## WHAT THE TASK REQUIRES
Search the records below for the word "color". Pull out each line that has it.
[EXCERPTED RECORDS — start]
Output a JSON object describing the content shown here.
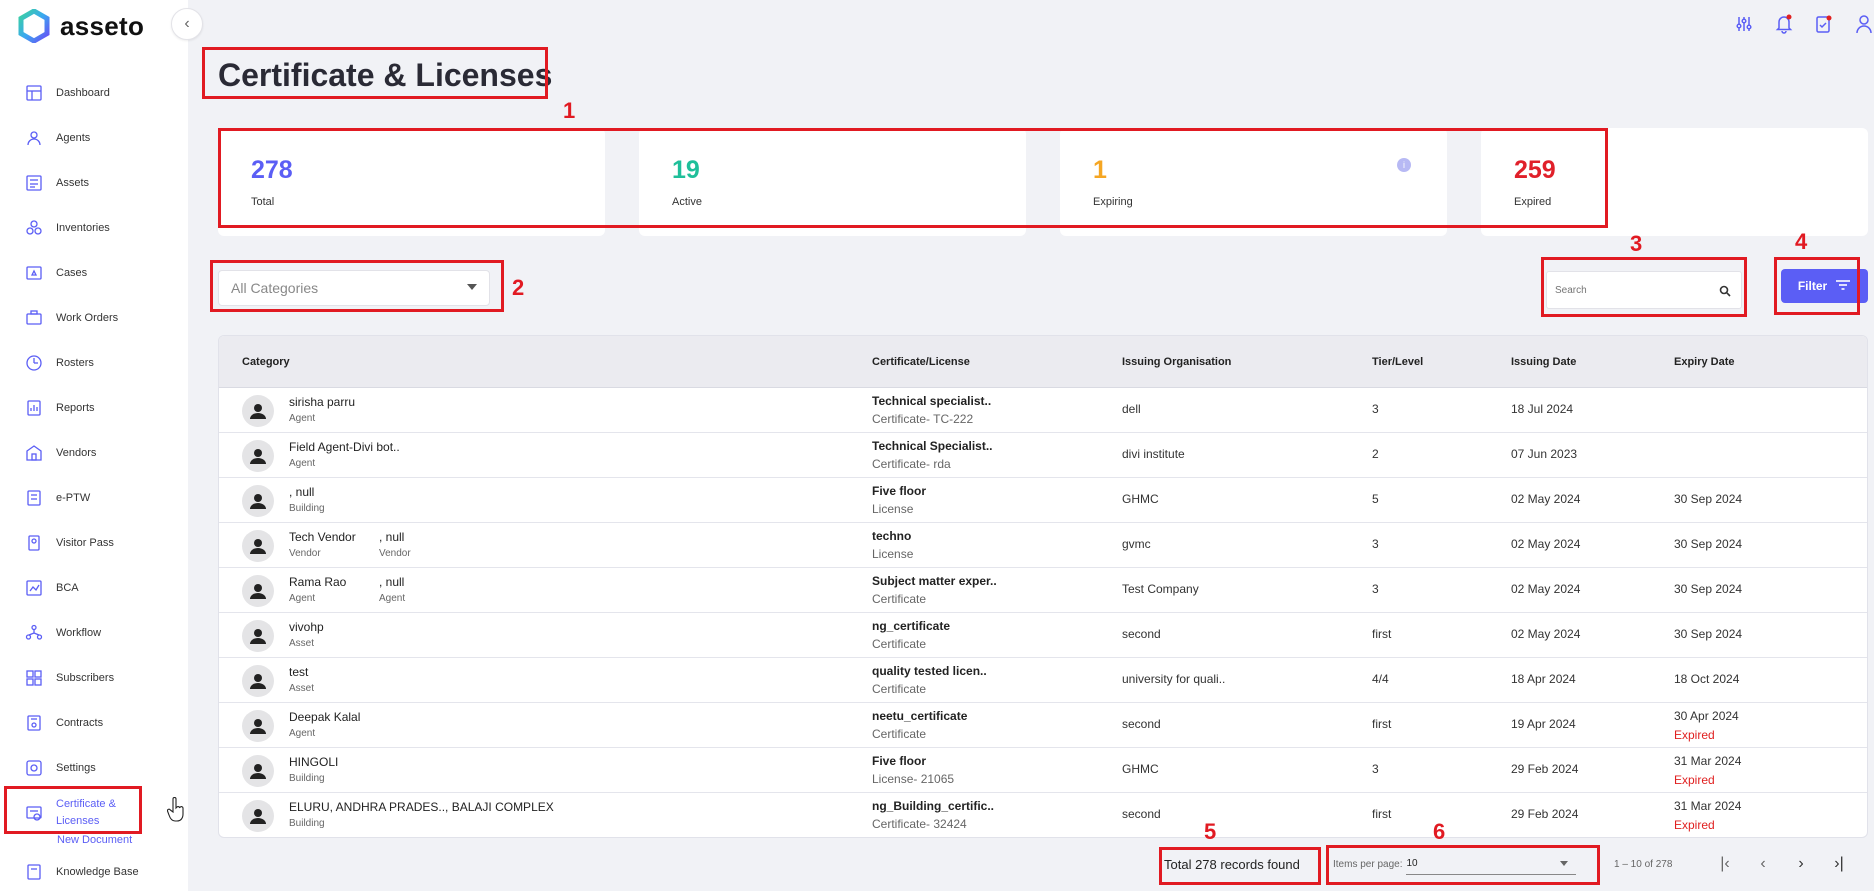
{
  "app": {
    "name": "asseto"
  },
  "sidebar": {
    "items": [
      {
        "label": "Dashboard",
        "icon": "dashboard-icon"
      },
      {
        "label": "Agents",
        "icon": "agents-icon"
      },
      {
        "label": "Assets",
        "icon": "assets-icon"
      },
      {
        "label": "Inventories",
        "icon": "inventories-icon"
      },
      {
        "label": "Cases",
        "icon": "cases-icon"
      },
      {
        "label": "Work Orders",
        "icon": "work-orders-icon"
      },
      {
        "label": "Rosters",
        "icon": "rosters-icon"
      },
      {
        "label": "Reports",
        "icon": "reports-icon"
      },
      {
        "label": "Vendors",
        "icon": "vendors-icon"
      },
      {
        "label": "e-PTW",
        "icon": "eptw-icon"
      },
      {
        "label": "Visitor Pass",
        "icon": "visitor-pass-icon"
      },
      {
        "label": "BCA",
        "icon": "bca-icon"
      },
      {
        "label": "Workflow",
        "icon": "workflow-icon"
      },
      {
        "label": "Subscribers",
        "icon": "subscribers-icon"
      },
      {
        "label": "Contracts",
        "icon": "contracts-icon"
      },
      {
        "label": "Settings",
        "icon": "settings-icon"
      },
      {
        "label": "Certificate &",
        "label2": "Licenses",
        "icon": "certificate-icon"
      }
    ],
    "sub_item": "New Document",
    "last_item": "Knowledge Base"
  },
  "page": {
    "title": "Certificate & Licenses"
  },
  "stats": [
    {
      "value": "278",
      "label": "Total",
      "color": "#5b5ef5"
    },
    {
      "value": "19",
      "label": "Active",
      "color": "#1fbf9a"
    },
    {
      "value": "1",
      "label": "Expiring",
      "color": "#f5a623"
    },
    {
      "value": "259",
      "label": "Expired",
      "color": "#e0202a"
    }
  ],
  "controls": {
    "category_select": "All Categories",
    "search_placeholder": "Search",
    "filter_label": "Filter"
  },
  "table": {
    "headers": [
      "Category",
      "Certificate/License",
      "Issuing Organisation",
      "Tier/Level",
      "Issuing Date",
      "Expiry Date"
    ],
    "rows": [
      {
        "name": "sirisha parru",
        "type": "Agent",
        "name2": "",
        "type2": "",
        "cert": "Technical specialist..",
        "cert_sub": "Certificate- TC-222",
        "org": "dell",
        "tier": "3",
        "issue": "18 Jul 2024",
        "expiry": "",
        "status": ""
      },
      {
        "name": "Field Agent-Divi bot..",
        "type": "Agent",
        "name2": "",
        "type2": "",
        "cert": "Technical Specialist..",
        "cert_sub": "Certificate- rda",
        "org": "divi institute",
        "tier": "2",
        "issue": "07 Jun 2023",
        "expiry": "",
        "status": ""
      },
      {
        "name": ", null",
        "type": "Building",
        "name2": "",
        "type2": "",
        "cert": "Five floor",
        "cert_sub": "License",
        "org": "GHMC",
        "tier": "5",
        "issue": "02 May 2024",
        "expiry": "30 Sep 2024",
        "status": ""
      },
      {
        "name": "Tech Vendor",
        "type": "Vendor",
        "name2": ", null",
        "type2": "Vendor",
        "cert": "techno",
        "cert_sub": "License",
        "org": "gvmc",
        "tier": "3",
        "issue": "02 May 2024",
        "expiry": "30 Sep 2024",
        "status": ""
      },
      {
        "name": "Rama Rao",
        "type": "Agent",
        "name2": ", null",
        "type2": "Agent",
        "cert": "Subject matter exper..",
        "cert_sub": "Certificate",
        "org": "Test Company",
        "tier": "3",
        "issue": "02 May 2024",
        "expiry": "30 Sep 2024",
        "status": ""
      },
      {
        "name": "vivohp",
        "type": "Asset",
        "name2": "",
        "type2": "",
        "cert": "ng_certificate",
        "cert_sub": "Certificate",
        "org": "second",
        "tier": "first",
        "issue": "02 May 2024",
        "expiry": "30 Sep 2024",
        "status": ""
      },
      {
        "name": "test",
        "type": "Asset",
        "name2": "",
        "type2": "",
        "cert": "quality tested licen..",
        "cert_sub": "Certificate",
        "org": "university for quali..",
        "tier": "4/4",
        "issue": "18 Apr 2024",
        "expiry": "18 Oct 2024",
        "status": ""
      },
      {
        "name": "Deepak Kalal",
        "type": "Agent",
        "name2": "",
        "type2": "",
        "cert": "neetu_certificate",
        "cert_sub": "Certificate",
        "org": "second",
        "tier": "first",
        "issue": "19 Apr 2024",
        "expiry": "30 Apr 2024",
        "status": "Expired"
      },
      {
        "name": "HINGOLI",
        "type": "Building",
        "name2": "",
        "type2": "",
        "cert": "Five floor",
        "cert_sub": "License- 21065",
        "org": "GHMC",
        "tier": "3",
        "issue": "29 Feb 2024",
        "expiry": "31 Mar 2024",
        "status": "Expired"
      },
      {
        "name": "ELURU, ANDHRA PRADES.., BALAJI COMPLEX",
        "type": "Building",
        "name2": "",
        "type2": "",
        "cert": "ng_Building_certific..",
        "cert_sub": "Certificate- 32424",
        "org": "second",
        "tier": "first",
        "issue": "29 Feb 2024",
        "expiry": "31 Mar 2024",
        "status": "Expired"
      }
    ]
  },
  "footer": {
    "records": "Total 278 records found",
    "items_per_page_label": "Items per page:",
    "items_per_page_value": "10",
    "range": "1 – 10 of 278"
  },
  "annotations": [
    "1",
    "2",
    "3",
    "4",
    "5",
    "6"
  ]
}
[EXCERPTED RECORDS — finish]
## TASK ANSWER
      "color": "#5b5ef5"
      "color": "#1fbf9a"
      "color": "#f5a623"
      "color": "#e0202a"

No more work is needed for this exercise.